1/2 cup red or yellow pepper, chopped
1 tablespoon of fat from the pan juices.

Strain the juices that have accumulated in the roasting pan into a measuring cup. Chill until the fat separates. In a medium sauce pan, saute the onions, garlic, and pepper in the beef fat until soft. Add the wine, barbecue sauce, and pan juices. Cook over medium heat until it just begins to boil. Reduce heat and let simmer for 5-10 minutes. Remove from heat and allow to cool for another 5-10 minutes.

Return the roasts to the roasting pan, but without the rack – just set them in directly the pan. Cover with the braising liquid. The liquid should come about half way up the meat. If it doesn’t, add a little water or beef stock until it does.

Increase the grill temperature to 300°F. Re-insert the meat thermometer. Replenish the smoking wood and place pan full of beef away from the heat on the grill and close the lid. Cook until the thermometer reaches 210°F.

Remove from the grill and let the roasts rest in the pan for 20 minutes. Trim any fat and start pulling the beef apart with a fork or a pair of bear paws to separate the fibers. The idea is to remove all the remaining inedible bits, break the meat down into bite-sized pieces, and ensure an even distribution of the dark, chewy exterior.
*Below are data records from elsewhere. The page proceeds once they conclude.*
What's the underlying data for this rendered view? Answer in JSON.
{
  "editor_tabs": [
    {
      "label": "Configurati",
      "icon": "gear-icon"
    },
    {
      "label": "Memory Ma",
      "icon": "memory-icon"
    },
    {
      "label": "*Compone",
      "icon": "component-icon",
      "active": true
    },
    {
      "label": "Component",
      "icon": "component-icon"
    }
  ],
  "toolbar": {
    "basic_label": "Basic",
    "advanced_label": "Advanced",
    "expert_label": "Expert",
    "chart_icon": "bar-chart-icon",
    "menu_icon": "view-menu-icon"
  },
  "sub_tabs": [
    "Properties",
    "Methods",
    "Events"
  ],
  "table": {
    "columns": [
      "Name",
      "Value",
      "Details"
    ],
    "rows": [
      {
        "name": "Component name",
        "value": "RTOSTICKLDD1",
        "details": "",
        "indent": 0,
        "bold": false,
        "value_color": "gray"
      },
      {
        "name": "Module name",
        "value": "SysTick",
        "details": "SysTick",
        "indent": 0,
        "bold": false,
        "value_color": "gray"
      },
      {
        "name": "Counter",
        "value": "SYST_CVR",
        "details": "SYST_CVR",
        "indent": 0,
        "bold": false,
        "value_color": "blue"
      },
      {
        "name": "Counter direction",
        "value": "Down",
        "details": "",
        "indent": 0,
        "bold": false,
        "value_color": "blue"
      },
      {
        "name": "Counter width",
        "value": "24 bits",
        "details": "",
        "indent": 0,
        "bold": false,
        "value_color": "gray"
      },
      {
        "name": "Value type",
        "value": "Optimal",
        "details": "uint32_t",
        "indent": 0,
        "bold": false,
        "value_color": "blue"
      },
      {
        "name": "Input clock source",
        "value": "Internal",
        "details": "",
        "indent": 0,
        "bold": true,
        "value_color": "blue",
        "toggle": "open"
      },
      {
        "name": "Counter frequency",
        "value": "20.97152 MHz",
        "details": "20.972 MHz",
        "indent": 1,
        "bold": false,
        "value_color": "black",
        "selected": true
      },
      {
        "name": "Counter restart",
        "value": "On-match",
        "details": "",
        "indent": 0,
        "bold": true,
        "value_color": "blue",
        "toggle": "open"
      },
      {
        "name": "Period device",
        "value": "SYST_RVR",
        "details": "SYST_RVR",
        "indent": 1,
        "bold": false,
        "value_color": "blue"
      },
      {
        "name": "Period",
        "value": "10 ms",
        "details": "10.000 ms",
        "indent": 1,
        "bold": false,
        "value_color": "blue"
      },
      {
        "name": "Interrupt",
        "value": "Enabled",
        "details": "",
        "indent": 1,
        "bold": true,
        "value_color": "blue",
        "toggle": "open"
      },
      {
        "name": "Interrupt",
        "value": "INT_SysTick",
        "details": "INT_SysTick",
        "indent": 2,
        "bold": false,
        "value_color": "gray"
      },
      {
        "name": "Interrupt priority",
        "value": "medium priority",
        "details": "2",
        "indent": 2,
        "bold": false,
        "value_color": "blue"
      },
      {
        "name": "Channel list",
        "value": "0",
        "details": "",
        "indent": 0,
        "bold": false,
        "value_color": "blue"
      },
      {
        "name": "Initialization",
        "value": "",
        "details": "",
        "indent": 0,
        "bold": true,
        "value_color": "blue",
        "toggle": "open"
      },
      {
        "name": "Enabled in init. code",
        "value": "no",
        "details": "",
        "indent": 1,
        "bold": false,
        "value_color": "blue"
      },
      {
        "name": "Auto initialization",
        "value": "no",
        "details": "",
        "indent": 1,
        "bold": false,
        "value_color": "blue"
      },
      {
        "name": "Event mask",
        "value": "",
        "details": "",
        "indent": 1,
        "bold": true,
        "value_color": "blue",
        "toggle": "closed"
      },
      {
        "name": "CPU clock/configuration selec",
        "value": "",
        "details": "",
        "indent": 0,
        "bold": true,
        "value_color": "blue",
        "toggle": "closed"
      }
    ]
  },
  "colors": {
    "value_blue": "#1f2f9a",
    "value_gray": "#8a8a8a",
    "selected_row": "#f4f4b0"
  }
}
Add more barbecue sauce if the meat is too dry. Serve on cheap white buns with dill pickle slices.